● **Exercise inputs**
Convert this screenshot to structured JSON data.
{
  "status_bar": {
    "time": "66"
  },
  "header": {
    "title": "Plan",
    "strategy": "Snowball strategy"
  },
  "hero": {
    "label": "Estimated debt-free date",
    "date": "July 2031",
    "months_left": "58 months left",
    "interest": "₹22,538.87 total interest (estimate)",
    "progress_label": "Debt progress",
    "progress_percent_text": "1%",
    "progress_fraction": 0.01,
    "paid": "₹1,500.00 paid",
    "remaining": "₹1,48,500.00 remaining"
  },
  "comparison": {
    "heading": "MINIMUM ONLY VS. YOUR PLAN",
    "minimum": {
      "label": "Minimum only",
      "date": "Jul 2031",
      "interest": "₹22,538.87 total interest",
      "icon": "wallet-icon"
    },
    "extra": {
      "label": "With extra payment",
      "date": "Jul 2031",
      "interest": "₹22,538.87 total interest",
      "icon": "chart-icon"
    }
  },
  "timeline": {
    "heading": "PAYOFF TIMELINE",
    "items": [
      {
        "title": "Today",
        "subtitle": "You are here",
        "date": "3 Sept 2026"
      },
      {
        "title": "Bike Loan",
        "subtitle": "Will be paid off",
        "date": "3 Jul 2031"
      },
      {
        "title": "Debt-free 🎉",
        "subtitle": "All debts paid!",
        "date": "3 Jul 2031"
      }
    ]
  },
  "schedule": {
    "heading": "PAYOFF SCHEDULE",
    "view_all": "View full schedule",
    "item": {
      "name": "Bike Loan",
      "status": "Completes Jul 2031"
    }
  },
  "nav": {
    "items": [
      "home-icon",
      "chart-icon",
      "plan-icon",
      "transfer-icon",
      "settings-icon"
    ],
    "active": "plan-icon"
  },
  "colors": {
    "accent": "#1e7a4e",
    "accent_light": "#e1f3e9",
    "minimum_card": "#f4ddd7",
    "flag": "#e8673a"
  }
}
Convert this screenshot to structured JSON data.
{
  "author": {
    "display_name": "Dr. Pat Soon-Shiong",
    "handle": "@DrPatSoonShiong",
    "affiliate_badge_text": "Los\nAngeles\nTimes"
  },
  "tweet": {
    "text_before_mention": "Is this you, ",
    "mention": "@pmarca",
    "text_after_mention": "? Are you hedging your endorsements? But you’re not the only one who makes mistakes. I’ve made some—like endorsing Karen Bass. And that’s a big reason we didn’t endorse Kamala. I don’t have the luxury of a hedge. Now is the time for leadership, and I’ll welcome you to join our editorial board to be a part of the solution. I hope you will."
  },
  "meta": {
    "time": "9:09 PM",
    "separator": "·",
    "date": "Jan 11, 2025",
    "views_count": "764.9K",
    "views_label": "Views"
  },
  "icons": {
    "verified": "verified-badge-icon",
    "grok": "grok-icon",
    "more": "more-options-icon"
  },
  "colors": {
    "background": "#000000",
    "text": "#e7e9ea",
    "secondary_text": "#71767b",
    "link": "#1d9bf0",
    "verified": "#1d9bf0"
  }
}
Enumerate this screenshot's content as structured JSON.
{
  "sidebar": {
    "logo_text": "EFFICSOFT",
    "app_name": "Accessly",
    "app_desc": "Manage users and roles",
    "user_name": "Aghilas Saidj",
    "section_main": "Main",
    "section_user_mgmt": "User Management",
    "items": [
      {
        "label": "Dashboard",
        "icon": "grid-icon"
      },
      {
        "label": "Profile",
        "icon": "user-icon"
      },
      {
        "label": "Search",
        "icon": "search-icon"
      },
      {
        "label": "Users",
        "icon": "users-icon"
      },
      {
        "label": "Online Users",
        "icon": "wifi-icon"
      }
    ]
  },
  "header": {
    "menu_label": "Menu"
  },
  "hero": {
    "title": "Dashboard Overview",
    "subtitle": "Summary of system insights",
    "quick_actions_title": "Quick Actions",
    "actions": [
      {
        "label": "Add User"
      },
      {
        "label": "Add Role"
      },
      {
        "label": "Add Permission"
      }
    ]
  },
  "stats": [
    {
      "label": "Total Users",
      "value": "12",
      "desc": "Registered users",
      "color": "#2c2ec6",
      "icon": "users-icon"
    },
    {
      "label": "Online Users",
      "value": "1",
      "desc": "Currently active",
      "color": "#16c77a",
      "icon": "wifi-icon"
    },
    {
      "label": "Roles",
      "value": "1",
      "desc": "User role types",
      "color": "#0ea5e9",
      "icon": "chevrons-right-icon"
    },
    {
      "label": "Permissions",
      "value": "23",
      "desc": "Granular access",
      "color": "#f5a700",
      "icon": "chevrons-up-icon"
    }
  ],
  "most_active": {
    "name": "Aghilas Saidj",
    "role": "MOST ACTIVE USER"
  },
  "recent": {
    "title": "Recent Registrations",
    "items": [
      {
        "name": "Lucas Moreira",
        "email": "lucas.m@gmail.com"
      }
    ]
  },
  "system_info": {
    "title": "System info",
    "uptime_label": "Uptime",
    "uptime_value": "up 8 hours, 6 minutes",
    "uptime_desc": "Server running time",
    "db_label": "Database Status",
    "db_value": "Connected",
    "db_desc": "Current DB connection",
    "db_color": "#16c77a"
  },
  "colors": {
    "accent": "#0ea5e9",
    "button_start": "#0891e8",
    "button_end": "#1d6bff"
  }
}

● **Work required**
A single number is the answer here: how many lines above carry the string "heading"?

● **Solution to this task**
3